It was not that long ago that the prospect of any major purchase, be it a new home or car or even a television set, was a major consideration for the average American. Savings, careful budgeting, and sacrifice were the name of the game. Then came credit and everything changed. Today, wanting something new is and having it is as easy as pulling out a small plastic card and worrying about the repercussions another day.
It’s a slippery slope however and habitually buying that which you cannot afford has a major psychological effect on a person who soon becomes “unable” to cut back on their style of living.

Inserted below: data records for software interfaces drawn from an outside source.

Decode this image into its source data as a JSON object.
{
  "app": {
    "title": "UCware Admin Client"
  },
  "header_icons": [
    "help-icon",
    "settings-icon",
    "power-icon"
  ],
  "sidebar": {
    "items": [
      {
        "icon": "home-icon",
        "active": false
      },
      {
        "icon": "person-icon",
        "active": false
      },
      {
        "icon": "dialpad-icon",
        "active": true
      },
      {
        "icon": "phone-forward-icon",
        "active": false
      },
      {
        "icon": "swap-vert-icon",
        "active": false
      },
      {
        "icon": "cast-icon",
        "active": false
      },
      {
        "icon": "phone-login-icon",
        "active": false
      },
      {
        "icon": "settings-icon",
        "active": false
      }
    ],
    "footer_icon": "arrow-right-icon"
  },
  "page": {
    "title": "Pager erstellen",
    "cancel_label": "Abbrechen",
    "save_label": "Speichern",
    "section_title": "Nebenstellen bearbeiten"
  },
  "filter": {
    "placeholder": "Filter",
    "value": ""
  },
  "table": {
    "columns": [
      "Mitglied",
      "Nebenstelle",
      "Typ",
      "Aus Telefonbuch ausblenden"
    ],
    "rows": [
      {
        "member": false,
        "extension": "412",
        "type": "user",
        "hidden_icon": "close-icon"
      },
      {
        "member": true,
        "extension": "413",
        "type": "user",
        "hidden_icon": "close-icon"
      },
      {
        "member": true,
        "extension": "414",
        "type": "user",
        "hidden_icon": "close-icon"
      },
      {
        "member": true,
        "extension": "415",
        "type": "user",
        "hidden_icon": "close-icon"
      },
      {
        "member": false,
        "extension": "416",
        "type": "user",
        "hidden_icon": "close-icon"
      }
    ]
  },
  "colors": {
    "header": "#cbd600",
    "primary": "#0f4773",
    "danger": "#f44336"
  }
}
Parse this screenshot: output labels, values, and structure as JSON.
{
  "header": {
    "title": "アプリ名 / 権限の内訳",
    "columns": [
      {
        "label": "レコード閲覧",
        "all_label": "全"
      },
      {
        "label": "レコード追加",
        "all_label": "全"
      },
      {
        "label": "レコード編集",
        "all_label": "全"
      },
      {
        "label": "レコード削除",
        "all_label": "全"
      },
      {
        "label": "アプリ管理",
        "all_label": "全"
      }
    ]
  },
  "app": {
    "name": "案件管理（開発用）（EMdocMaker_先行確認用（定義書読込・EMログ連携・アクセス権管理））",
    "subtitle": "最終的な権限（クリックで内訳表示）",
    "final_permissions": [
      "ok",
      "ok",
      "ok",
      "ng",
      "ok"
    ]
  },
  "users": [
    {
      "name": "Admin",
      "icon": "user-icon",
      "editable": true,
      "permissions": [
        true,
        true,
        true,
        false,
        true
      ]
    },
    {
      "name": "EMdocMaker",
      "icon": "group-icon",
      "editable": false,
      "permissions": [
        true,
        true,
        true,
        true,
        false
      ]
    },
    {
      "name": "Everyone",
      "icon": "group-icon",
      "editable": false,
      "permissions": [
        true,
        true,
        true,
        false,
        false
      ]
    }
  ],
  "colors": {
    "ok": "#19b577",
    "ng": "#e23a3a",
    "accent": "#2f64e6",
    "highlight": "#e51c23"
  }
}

We’ve all heard the term “champagne taste on a beer budget,” but how do we tell if that is the case for us?
Here are five hints to help you find out:
You Know What an Overdraft Fee Is Because You Routinely Pay It
There is really no excuse to overdraw on your bank account. If there is no money there, then don’t use it. However, if you have absolutely no idea how much money is in your bank account and/or cannot get through another billing cycle without taking the risk that there won’t be any money, it’s probable that you are living beyond your means.
You’ve Had to Skimp on Essentials
Ever eaten Ramen for a week straight because you didn’t have the money to buy food until your next paycheck? What about choosing between paying the rent and paying for your car? These items need to be the first on your list of bills and yet when people saddle themselves with too much credit card debt they are the first to go. Your living expenses need to be covered before any luxuries and if you still cannot afford them, then it’s clear you need to reevaluate your lifestyle choices including the car you drive or the place where you live.
You Cannot Remember the Last Time You Used Cash for a Purchase
If every pay check you get is already spoken for, that is, there is no cash left after all the bills are paid, then you have a problem. Not only are you failing to save for your distant future, but in the event of an emergency you are dooming yourself to just take on more credit card debt.
You Use Debt to Pay Debt
While credit card companies make it alluringly easy, using cash advance or balance transfer